● What the task requires:
Search the listing for "JSON" and copy every line where it appears.

● Supplied entries:
____________________

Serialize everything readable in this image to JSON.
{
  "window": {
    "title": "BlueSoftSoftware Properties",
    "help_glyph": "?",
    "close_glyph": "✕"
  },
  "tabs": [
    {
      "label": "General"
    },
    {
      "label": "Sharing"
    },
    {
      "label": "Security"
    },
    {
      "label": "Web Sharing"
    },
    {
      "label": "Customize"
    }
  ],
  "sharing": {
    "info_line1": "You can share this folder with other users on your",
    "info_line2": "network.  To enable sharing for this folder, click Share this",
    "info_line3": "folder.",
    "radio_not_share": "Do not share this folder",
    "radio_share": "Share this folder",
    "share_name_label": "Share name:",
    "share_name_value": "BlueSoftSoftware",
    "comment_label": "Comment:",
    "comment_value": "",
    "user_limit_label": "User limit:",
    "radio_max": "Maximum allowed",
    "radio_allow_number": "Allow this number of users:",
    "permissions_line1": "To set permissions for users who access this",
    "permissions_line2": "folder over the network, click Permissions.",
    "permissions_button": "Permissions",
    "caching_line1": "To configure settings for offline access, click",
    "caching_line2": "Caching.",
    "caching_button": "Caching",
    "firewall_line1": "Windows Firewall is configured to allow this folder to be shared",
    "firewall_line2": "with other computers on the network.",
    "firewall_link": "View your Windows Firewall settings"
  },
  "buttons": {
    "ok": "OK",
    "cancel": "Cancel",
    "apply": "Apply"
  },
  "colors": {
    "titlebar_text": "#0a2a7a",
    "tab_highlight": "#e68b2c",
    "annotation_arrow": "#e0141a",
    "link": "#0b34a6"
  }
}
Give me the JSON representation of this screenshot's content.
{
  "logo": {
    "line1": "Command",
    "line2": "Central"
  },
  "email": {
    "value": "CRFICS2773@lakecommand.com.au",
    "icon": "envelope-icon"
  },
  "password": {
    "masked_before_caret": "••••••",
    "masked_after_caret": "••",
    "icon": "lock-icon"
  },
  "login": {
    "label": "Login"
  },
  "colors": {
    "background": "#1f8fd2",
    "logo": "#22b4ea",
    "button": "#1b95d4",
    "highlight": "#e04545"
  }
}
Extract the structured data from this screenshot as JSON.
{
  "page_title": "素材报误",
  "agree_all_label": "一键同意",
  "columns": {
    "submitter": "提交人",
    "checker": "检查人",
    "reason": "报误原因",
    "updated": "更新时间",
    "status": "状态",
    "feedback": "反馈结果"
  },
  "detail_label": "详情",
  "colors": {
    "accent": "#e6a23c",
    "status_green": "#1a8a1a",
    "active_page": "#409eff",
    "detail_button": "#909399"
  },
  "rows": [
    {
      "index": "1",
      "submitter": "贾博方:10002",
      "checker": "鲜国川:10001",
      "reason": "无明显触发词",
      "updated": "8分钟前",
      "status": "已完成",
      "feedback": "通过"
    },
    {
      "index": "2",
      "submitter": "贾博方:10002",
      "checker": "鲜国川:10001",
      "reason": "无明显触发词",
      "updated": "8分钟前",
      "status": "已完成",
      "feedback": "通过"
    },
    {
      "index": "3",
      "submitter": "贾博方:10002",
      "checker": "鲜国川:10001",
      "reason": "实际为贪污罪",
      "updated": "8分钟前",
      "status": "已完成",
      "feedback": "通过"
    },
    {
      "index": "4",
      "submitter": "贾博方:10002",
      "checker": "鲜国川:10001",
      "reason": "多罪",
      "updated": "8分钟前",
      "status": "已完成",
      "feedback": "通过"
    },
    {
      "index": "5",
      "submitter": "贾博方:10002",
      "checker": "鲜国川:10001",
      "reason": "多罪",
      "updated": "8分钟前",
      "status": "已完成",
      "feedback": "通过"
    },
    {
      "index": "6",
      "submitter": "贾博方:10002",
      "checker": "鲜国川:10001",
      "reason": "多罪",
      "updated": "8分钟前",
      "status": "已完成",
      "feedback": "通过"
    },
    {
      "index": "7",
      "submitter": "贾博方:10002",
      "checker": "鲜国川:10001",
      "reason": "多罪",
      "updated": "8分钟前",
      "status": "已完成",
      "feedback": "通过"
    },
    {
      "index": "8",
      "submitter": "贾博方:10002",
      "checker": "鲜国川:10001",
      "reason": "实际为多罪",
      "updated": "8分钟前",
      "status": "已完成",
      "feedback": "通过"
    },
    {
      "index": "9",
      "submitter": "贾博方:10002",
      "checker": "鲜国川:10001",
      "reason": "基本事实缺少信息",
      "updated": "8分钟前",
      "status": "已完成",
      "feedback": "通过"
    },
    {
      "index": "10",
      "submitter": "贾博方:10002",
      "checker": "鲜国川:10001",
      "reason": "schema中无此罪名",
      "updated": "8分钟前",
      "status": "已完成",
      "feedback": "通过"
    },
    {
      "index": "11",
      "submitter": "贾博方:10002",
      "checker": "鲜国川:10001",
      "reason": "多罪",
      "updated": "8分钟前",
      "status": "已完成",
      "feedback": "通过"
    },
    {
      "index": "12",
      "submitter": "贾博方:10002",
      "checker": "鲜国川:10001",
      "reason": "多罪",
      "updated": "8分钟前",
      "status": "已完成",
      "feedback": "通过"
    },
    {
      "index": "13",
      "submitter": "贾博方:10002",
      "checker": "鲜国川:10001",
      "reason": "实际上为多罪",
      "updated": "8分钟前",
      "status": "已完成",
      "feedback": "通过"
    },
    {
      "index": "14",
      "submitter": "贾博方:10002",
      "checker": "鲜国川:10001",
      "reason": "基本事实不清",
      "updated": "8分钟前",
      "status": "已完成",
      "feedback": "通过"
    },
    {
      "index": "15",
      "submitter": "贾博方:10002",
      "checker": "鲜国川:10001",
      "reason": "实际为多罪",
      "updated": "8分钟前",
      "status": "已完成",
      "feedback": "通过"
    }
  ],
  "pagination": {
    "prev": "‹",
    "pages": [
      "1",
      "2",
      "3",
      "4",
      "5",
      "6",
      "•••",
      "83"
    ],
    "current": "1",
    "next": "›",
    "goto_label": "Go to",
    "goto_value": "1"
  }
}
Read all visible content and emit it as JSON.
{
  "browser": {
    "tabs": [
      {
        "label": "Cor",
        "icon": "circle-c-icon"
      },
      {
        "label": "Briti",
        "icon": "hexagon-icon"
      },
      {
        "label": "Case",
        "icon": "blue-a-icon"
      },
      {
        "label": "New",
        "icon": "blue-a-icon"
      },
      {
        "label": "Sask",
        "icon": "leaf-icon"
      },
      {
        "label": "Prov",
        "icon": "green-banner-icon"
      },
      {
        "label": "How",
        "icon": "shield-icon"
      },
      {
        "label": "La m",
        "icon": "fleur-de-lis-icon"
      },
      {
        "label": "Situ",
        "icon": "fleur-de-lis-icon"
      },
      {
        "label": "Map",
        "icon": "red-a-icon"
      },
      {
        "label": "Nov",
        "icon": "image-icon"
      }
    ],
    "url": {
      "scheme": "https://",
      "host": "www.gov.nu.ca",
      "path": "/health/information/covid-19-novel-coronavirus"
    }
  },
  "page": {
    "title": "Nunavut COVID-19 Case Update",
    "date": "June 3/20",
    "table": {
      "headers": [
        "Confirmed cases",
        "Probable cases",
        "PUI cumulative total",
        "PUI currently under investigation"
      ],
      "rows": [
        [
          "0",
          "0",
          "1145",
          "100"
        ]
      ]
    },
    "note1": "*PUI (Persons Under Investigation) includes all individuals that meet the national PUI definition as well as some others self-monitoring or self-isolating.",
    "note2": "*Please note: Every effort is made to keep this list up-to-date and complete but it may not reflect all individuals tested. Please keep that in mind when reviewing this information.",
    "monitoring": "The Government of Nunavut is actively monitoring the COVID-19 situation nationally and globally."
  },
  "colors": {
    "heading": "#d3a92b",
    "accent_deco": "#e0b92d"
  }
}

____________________

● Solution for this problem:
Serialize everything readable in this image to JSON.
Give me the JSON representation of this screenshot's content.
Extract the structured data from this screenshot as JSON.
Read all visible content and emit it as JSON.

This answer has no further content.